#### RECORDS SHOWN

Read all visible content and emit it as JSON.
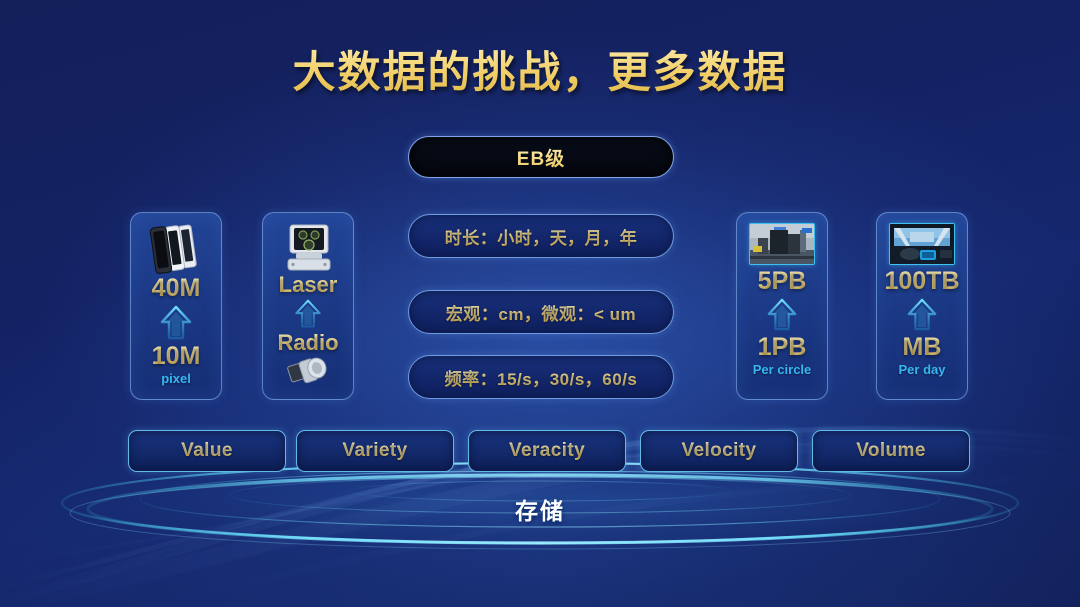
{
  "slide": {
    "title": "大数据的挑战，更多数据",
    "badge": {
      "label": "EB级"
    },
    "storage_label": "存储",
    "colors": {
      "background": "#13205a",
      "gold": "#f0c95e",
      "cyan": "#36b6f0",
      "pill_border": "#6d9ce0",
      "card_border": "#82afeb"
    }
  },
  "cards": [
    {
      "id": "card-40m",
      "icon": "smartphones-icon",
      "top_value": "40M",
      "bottom_value": "10M",
      "unit": "pixel",
      "arrow": "up-arrow-icon"
    },
    {
      "id": "card-laser",
      "icon": "lidar-icon",
      "top_value": "Laser",
      "bottom_value": "Radio",
      "unit": "",
      "bottom_icon": "radar-sensor-icon",
      "arrow": "up-arrow-icon"
    },
    {
      "id": "card-5pb",
      "icon": "industrial-photo",
      "top_value": "5PB",
      "bottom_value": "1PB",
      "unit": "Per circle",
      "arrow": "up-arrow-icon"
    },
    {
      "id": "card-100tb",
      "icon": "car-interior-photo",
      "top_value": "100TB",
      "bottom_value": "MB",
      "unit": "Per day",
      "arrow": "up-arrow-icon"
    }
  ],
  "center_pills": [
    {
      "id": "mid-pill-0",
      "label": "时长：小时，天，月，年"
    },
    {
      "id": "mid-pill-1",
      "label": "宏观：cm，微观：< um"
    },
    {
      "id": "mid-pill-2",
      "label": "频率：15/s，30/s，60/s"
    }
  ],
  "v_pills": [
    {
      "id": "v-pill-value",
      "label": "Value"
    },
    {
      "id": "v-pill-variety",
      "label": "Variety"
    },
    {
      "id": "v-pill-veracity",
      "label": "Veracity"
    },
    {
      "id": "v-pill-velocity",
      "label": "Velocity"
    },
    {
      "id": "v-pill-volume",
      "label": "Volume"
    }
  ]
}
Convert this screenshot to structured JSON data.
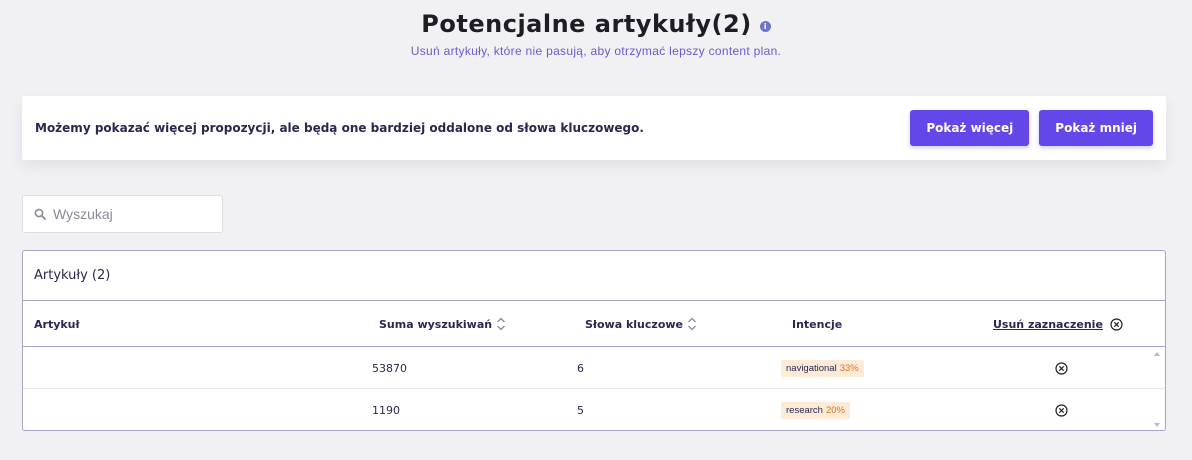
{
  "header": {
    "title": "Potencjalne artykuły(2)",
    "info_icon": "info-icon",
    "subtitle": "Usuń artykuły, które nie pasują, aby otrzymać lepszy content plan."
  },
  "banner": {
    "text": "Możemy pokazać więcej propozycji, ale będą one bardziej oddalone od słowa kluczowego.",
    "show_more_label": "Pokaż więcej",
    "show_less_label": "Pokaż mniej",
    "accent_color": "#6546e8"
  },
  "search": {
    "placeholder": "Wyszukaj",
    "value": "",
    "icon": "search-icon"
  },
  "table": {
    "title": "Artykuły (2)",
    "columns": {
      "article": "Artykuł",
      "search_sum": "Suma wyszukiwań",
      "keywords": "Słowa kluczowe",
      "intent": "Intencje",
      "clear_selection": "Usuń zaznaczenie"
    },
    "rows": [
      {
        "article": "",
        "search_sum": "53870",
        "keywords": "6",
        "intent": "navigational",
        "intent_pct": "33%"
      },
      {
        "article": "",
        "search_sum": "1190",
        "keywords": "5",
        "intent": "research",
        "intent_pct": "20%"
      }
    ]
  }
}
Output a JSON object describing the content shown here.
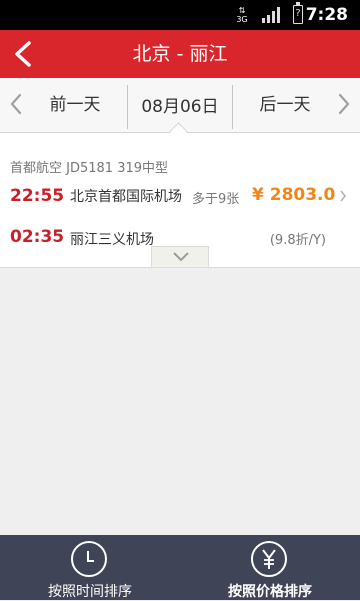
{
  "status_bar": {
    "network": "3G",
    "time": "7:28"
  },
  "header": {
    "title": "北京 - 丽江"
  },
  "date_bar": {
    "prev_label": "前一天",
    "current_date": "08月06日",
    "next_label": "后一天"
  },
  "flight": {
    "airline_info": "首都航空  JD5181  319中型",
    "departure_time": "22:55",
    "departure_airport": "北京首都国际机场",
    "seats": "多于9张",
    "price": "¥ 2803.0",
    "arrival_time": "02:35",
    "arrival_airport": "丽江三义机场",
    "discount": "(9.8折/Y)"
  },
  "bottom_bar": {
    "sort_time_label": "按照时间排序",
    "sort_price_label": "按照价格排序"
  },
  "colors": {
    "brand_red": "#d8262c",
    "price_orange": "#f08519",
    "bottom_bar": "#3f4556"
  }
}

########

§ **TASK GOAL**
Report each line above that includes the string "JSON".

§ **WRITTEN SOLUTION**
Read all visible content and emit it as JSON.
Convert this screenshot to structured JSON data.
Output a JSON object describing the content shown here.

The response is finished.